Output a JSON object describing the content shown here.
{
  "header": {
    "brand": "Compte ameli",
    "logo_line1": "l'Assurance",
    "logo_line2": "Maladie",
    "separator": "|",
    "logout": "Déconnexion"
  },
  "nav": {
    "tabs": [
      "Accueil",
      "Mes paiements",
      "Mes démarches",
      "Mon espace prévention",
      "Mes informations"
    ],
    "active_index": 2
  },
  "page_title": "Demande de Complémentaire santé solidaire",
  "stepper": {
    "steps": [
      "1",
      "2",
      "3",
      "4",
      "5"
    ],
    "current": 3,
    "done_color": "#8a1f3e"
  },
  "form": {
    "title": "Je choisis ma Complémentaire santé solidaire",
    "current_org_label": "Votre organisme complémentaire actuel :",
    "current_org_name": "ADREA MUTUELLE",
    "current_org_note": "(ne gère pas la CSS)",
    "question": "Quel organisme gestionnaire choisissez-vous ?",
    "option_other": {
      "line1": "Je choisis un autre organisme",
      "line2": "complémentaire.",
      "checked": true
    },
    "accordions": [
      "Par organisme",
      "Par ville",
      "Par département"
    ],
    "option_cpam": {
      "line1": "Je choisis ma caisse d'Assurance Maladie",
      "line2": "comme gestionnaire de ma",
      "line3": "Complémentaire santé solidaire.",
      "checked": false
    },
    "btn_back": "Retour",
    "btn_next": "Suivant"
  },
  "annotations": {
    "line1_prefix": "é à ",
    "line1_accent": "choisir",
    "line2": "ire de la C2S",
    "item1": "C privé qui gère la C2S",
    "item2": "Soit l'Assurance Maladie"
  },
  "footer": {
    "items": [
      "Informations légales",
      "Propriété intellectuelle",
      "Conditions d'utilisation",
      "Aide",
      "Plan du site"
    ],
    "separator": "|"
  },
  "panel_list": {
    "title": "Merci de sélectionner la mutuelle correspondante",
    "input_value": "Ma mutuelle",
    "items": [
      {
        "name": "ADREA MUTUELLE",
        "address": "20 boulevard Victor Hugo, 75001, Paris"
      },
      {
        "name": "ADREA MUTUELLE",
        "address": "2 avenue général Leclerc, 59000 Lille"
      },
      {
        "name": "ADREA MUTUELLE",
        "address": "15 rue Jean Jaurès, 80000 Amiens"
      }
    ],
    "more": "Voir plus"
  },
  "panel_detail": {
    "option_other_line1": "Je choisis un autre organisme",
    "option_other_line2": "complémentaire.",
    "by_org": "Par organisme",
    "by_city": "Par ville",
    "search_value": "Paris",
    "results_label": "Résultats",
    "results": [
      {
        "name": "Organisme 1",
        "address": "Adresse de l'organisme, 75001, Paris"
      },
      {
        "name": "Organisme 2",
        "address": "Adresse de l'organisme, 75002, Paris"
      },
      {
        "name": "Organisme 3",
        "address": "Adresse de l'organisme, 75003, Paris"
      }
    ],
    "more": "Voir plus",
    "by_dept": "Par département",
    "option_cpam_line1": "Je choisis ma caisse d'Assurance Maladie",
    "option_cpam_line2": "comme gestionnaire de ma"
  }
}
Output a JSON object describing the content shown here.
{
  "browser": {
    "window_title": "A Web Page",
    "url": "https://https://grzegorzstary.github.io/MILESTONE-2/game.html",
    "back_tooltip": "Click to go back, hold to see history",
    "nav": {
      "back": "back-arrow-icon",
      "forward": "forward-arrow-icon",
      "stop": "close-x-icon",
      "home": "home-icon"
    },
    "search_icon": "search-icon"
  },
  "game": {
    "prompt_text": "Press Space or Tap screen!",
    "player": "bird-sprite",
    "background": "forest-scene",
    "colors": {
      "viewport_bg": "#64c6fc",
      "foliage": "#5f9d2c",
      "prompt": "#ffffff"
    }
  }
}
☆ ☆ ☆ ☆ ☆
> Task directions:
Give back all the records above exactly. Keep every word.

> Exercise answer:
Output a JSON object describing the content shown here.
{
  "header": {
    "brand": "Compte ameli",
    "logo_line1": "l'Assurance",
    "logo_line2": "Maladie",
    "separator": "|",
    "logout": "Déconnexion"
  },
  "nav": {
    "tabs": [
      "Accueil",
      "Mes paiements",
      "Mes démarches",
      "Mon espace prévention",
      "Mes informations"
    ],
    "active_index": 2
  },
  "page_title": "Demande de Complémentaire santé solidaire",
  "stepper": {
    "steps": [
      "1",
      "2",
      "3",
      "4",
      "5"
    ],
    "current": 3,
    "done_color": "#8a1f3e"
  },
  "form": {
    "title": "Je choisis ma Complémentaire santé solidaire",
    "current_org_label": "Votre organisme complémentaire actuel :",
    "current_org_name": "ADREA MUTUELLE",
    "current_org_note": "(ne gère pas la CSS)",
    "question": "Quel organisme gestionnaire choisissez-vous ?",
    "option_other": {
      "line1": "Je choisis un autre organisme",
      "line2": "complémentaire.",
      "checked": true
    },
    "accordions": [
      "Par organisme",
      "Par ville",
      "Par département"
    ],
    "option_cpam": {
      "line1": "Je choisis ma caisse d'Assurance Maladie",
      "line2": "comme gestionnaire de ma",
      "line3": "Complémentaire santé solidaire.",
      "checked": false
    },
    "btn_back": "Retour",
    "btn_next": "Suivant"
  },
  "annotations": {
    "line1_prefix": "é à ",
    "line1_accent": "choisir",
    "line2": "ire de la C2S",
    "item1": "C privé qui gère la C2S",
    "item2": "Soit l'Assurance Maladie"
  },
  "footer": {
    "items": [
      "Informations légales",
      "Propriété intellectuelle",
      "Conditions d'utilisation",
      "Aide",
      "Plan du site"
    ],
    "separator": "|"
  },
  "panel_list": {
    "title": "Merci de sélectionner la mutuelle correspondante",
    "input_value": "Ma mutuelle",
    "items": [
      {
        "name": "ADREA MUTUELLE",
        "address": "20 boulevard Victor Hugo, 75001, Paris"
      },
      {
        "name": "ADREA MUTUELLE",
        "address": "2 avenue général Leclerc, 59000 Lille"
      },
      {
        "name": "ADREA MUTUELLE",
        "address": "15 rue Jean Jaurès, 80000 Amiens"
      }
    ],
    "more": "Voir plus"
  },
  "panel_detail": {
    "option_other_line1": "Je choisis un autre organisme",
    "option_other_line2": "complémentaire.",
    "by_org": "Par organisme",
    "by_city": "Par ville",
    "search_value": "Paris",
    "results_label": "Résultats",
    "results": [
      {
        "name": "Organisme 1",
        "address": "Adresse de l'organisme, 75001, Paris"
      },
      {
        "name": "Organisme 2",
        "address": "Adresse de l'organisme, 75002, Paris"
      },
      {
        "name": "Organisme 3",
        "address": "Adresse de l'organisme, 75003, Paris"
      }
    ],
    "more": "Voir plus",
    "by_dept": "Par département",
    "option_cpam_line1": "Je choisis ma caisse d'Assurance Maladie",
    "option_cpam_line2": "comme gestionnaire de ma"
  }
}
Output a JSON object describing the content shown here.
{
  "browser": {
    "window_title": "A Web Page",
    "url": "https://https://grzegorzstary.github.io/MILESTONE-2/game.html",
    "back_tooltip": "Click to go back, hold to see history",
    "nav": {
      "back": "back-arrow-icon",
      "forward": "forward-arrow-icon",
      "stop": "close-x-icon",
      "home": "home-icon"
    },
    "search_icon": "search-icon"
  },
  "game": {
    "prompt_text": "Press Space or Tap screen!",
    "player": "bird-sprite",
    "background": "forest-scene",
    "colors": {
      "viewport_bg": "#64c6fc",
      "foliage": "#5f9d2c",
      "prompt": "#ffffff"
    }
  }
}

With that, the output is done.